According to Foreign Minister Pekka Haavisto (Green), Finland and Sweden will continue their joint journey towards Nato membership.
"In my view, the road to Nato has not closed for either country," Haavisto said on the Yle current affairs programme Ykkösaamu on Saturday.
On Monday, Turkey broke off three-way negotiations with Finland and Sweden on ratification of the two Nordic countries' membership bids. The negotiations were cancelled after several incidents in Stockholm, including a Koran burning.
After the latest incident, Turkish President Recep Tayyip Erdogan said that Sweden "should not expect support from us for Nato".
At the time, Haavisto hinted that Finland was also considering the option that Turkey would not ratify Sweden's Nato membership, and that it might have to join alone.
"Of course, we have to assess the situation; [whether] something has happened that would prevent the progress of the Swedish project in the longer term," he said.

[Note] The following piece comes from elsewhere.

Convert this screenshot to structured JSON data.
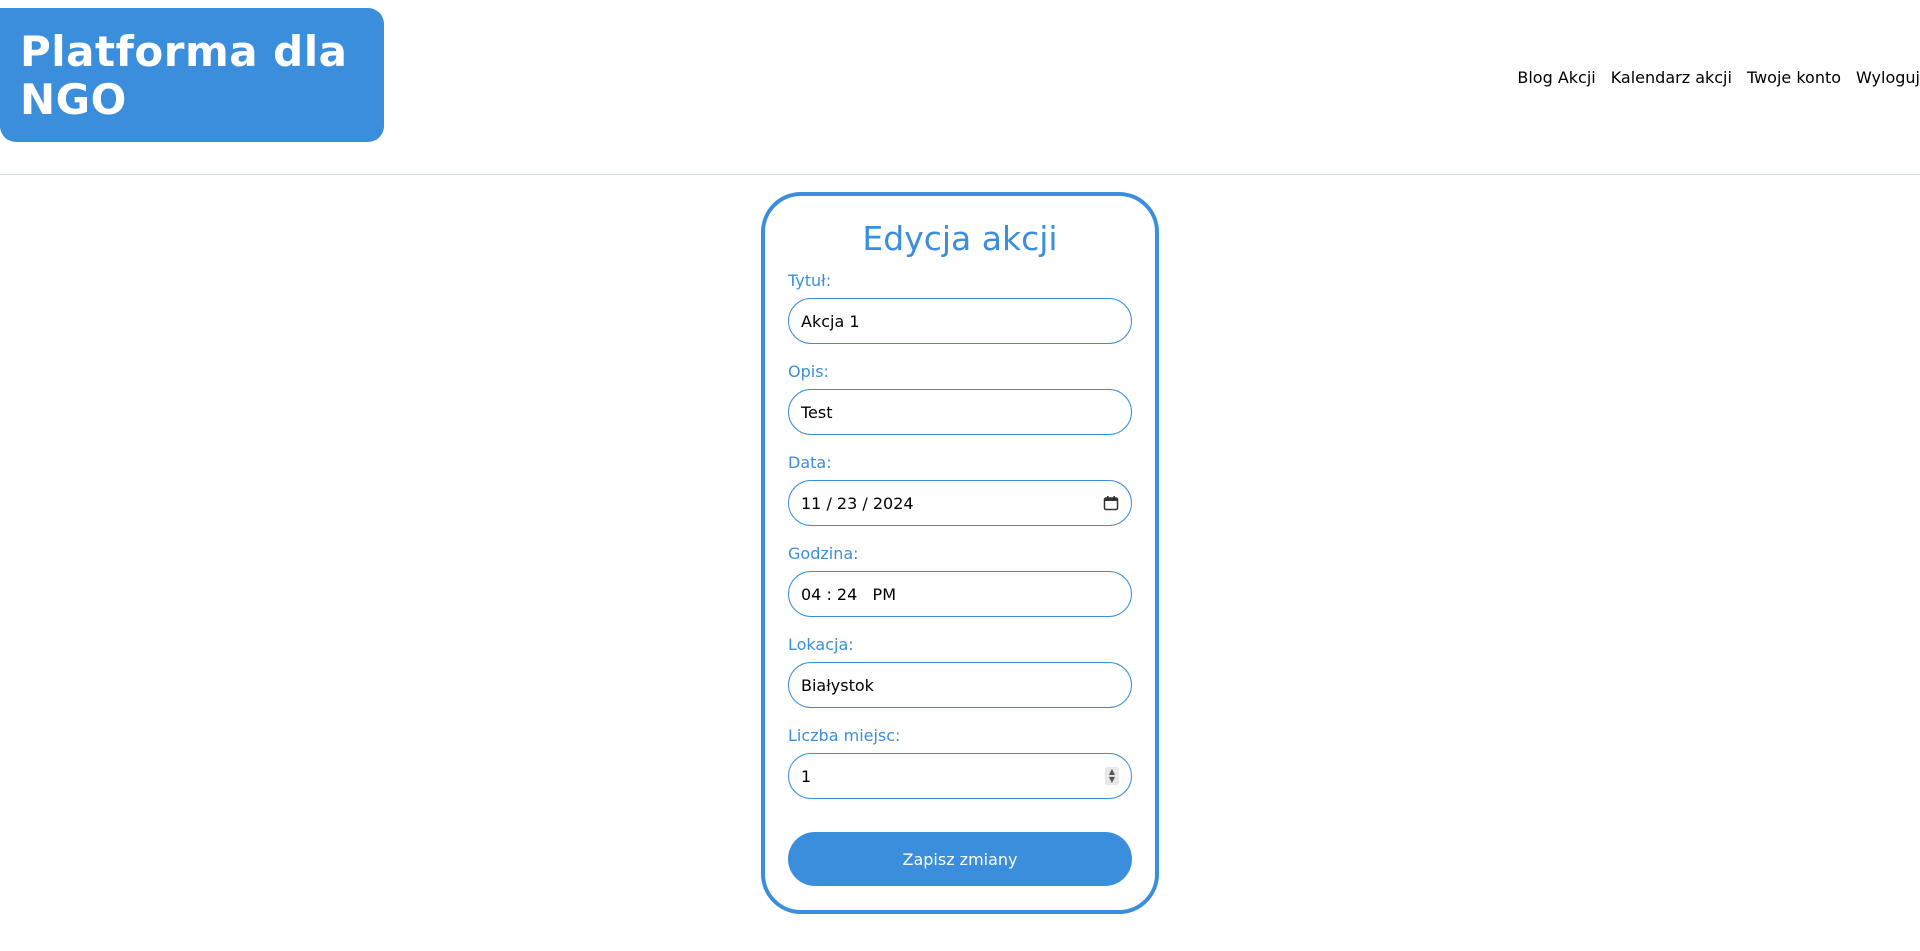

Later, however, Haavisto moderated his statement. In the Ykkösaamu interview, he said that in his view nothing irreversible has happened in the matter.
"The general assessment is that this represents an extension of time from the Turkish side, and that the matter can be revisited after the Turkish elections," he said.
Turkey is preparing for presidential and parliamentary elections in May. Finland does not expect progress in ratifying Nato membership before then, he said.
According to Haavisto, he has maintained close contacts with Turkey, even though the tripartite negotiations are on hold.
On Monday he had a phone conversation with Turkish Foreign Minister Mevlüt Çavuşoğlu in which they discussed the status of the Finnish and Swedish applications and Turkey's reactions to the demonstrations held in Stockholm, according to Haavisto. The two had previously spoken in late December.
According to Haavisto, the security of Finland and Sweden forms an entity in Nato's view. Finland and Sweden have a long history of bilateral defence cooperation, which has intensified since the two countries submitted their Nato membership applications together last May.
"In a possible crisis situation in the Baltic Sea region, Sweden is our closest partner, also because of geography. Considering Nato's defence planning, Sweden will be a very important part of the region's security," said Haavisto.
Turkey and Hungary are the only Nato member states yet to ratify the Finnish and Swedish applications to join the alliance, which requires unanimous approval.
The other three Nordic countries have been members of the alliance since it was founded in 1949.